(622l) Generation of Cardiac Cell Lineages from Human Pluripotent Stem Cells By Modulation of WNT Signaling Via Small Molecules

Bao, X., University of Wisconsin Madison

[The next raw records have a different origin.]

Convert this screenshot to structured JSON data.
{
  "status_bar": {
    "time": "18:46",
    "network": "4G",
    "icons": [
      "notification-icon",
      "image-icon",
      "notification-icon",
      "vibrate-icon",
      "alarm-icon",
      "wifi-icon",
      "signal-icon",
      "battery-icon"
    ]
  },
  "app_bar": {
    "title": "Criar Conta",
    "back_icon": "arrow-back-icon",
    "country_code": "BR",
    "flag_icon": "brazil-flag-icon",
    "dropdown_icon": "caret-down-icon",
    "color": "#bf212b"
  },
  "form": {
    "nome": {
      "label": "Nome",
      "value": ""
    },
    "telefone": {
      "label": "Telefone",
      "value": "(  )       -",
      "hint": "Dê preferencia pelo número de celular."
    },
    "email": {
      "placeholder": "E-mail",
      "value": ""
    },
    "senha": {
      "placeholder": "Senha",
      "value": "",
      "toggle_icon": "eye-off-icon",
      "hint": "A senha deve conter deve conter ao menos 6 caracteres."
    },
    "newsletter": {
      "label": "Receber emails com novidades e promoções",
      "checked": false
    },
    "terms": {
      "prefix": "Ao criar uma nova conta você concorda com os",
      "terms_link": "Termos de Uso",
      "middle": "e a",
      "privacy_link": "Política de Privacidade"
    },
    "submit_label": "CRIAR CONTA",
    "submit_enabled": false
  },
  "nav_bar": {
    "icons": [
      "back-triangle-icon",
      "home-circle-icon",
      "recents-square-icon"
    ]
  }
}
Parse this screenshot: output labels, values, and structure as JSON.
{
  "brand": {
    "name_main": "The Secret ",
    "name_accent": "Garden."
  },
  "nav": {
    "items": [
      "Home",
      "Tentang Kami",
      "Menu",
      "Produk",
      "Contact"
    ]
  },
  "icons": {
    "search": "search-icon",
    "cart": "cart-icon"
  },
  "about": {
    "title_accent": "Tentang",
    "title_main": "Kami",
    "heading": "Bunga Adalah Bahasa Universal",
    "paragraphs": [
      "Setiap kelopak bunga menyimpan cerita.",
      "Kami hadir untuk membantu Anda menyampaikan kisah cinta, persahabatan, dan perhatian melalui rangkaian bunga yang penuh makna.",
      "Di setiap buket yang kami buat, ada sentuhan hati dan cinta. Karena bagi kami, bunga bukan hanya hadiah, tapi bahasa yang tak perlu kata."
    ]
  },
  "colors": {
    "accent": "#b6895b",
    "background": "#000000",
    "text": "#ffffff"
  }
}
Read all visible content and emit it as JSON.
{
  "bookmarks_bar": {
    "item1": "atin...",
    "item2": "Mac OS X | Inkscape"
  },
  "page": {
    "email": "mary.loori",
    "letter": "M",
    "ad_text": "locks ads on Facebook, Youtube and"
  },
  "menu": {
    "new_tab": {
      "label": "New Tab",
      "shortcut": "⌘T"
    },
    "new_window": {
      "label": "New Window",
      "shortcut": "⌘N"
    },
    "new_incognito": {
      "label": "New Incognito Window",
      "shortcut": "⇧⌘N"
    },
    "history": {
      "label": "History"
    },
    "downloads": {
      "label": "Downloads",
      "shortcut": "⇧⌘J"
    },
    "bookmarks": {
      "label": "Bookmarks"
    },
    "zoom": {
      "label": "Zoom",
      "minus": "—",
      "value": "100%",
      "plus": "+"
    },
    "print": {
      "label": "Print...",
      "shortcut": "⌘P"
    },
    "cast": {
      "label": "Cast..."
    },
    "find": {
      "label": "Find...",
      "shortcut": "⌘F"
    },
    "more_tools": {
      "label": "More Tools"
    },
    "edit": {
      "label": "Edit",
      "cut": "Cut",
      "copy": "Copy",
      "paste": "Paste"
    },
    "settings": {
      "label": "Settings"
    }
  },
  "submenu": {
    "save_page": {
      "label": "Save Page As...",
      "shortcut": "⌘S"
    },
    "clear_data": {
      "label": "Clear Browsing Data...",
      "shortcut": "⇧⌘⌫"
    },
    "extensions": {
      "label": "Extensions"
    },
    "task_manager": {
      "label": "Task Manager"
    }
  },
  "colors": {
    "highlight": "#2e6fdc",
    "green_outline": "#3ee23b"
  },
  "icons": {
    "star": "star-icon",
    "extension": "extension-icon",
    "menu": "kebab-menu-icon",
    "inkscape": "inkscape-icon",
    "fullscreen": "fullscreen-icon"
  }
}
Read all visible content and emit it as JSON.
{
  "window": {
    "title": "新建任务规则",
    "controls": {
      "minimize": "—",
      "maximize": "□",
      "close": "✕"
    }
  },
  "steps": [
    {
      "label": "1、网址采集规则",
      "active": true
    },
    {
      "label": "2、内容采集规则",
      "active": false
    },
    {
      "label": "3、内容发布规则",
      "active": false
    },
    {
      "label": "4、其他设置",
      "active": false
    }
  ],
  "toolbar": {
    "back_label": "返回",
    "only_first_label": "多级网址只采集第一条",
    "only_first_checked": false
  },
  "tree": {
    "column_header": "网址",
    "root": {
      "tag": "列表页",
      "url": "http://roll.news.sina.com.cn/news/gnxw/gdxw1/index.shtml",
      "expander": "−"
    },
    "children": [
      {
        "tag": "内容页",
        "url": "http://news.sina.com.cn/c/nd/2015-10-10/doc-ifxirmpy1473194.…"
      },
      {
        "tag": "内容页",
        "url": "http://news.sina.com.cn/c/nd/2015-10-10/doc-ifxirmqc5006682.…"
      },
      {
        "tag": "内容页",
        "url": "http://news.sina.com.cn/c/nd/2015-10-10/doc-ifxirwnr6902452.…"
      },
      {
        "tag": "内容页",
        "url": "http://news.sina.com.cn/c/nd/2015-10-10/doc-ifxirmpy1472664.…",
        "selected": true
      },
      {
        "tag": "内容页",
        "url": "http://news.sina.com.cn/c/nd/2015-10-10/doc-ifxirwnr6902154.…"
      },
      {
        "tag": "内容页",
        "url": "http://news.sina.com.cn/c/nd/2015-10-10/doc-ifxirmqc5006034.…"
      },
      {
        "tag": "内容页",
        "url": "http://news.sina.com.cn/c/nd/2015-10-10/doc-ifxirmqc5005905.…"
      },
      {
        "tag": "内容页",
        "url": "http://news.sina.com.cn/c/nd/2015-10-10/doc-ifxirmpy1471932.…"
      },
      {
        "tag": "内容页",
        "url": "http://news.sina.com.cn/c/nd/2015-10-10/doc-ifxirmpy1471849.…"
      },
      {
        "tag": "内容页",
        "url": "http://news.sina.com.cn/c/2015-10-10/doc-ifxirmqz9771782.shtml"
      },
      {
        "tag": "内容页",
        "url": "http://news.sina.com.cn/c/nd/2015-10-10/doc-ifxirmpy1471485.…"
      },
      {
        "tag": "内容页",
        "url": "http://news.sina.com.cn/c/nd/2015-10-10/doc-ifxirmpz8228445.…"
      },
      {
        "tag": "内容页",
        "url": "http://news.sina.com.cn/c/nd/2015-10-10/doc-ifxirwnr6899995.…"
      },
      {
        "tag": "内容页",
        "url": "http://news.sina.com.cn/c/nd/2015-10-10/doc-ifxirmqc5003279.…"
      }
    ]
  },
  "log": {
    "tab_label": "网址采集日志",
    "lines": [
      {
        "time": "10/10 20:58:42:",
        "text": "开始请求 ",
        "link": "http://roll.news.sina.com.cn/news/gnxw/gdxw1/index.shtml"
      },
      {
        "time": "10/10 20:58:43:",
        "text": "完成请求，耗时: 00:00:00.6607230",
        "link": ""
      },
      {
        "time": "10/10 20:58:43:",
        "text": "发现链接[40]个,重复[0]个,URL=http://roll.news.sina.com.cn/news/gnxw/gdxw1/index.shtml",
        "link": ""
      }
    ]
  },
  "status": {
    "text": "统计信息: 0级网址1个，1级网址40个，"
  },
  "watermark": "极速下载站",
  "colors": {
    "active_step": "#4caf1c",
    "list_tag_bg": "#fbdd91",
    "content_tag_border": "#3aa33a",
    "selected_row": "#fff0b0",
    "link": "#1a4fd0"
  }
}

Human pluripotent stem cell (hPSC)-derived cardiomyocytes, endothelial cells and their progenitors are important tools for cardiovascular research and have significant therapeutic potentials. During the past 10 years, rapid methodological developments for creating de novo cardiac lineages have been made. However, most of these approaches require animal cells, fetal bovine serum, or various cytokines, limiting their application for large-scale cardiac lineage production for therapeutic applications. Here, we show that temporal Wnt signaling modulation is both necessary and sufficient for cardiomyocyte and endothelial cell specification from hPSCs under chemically-defined, albumin-free conditions. Firstly, we systematically optimized our previous GiWi protocol for cardiac differentiation, and found that RPMI basal medium alone is sufficient to support hPSC differentiation to cardiomyocytes with a purity of more than 90%. In addition, we developed a robust endothelial progenitor differentiation platform that uses a minimalistic medium, consisting of only DMEM and ascorbic acid, via modulation of canonical Wnt signaling pathway. These two fully defined platforms should facilitate large-scale production of xeno-free cardiomyocytes and endothelial cells respectively for both research and clinical applications.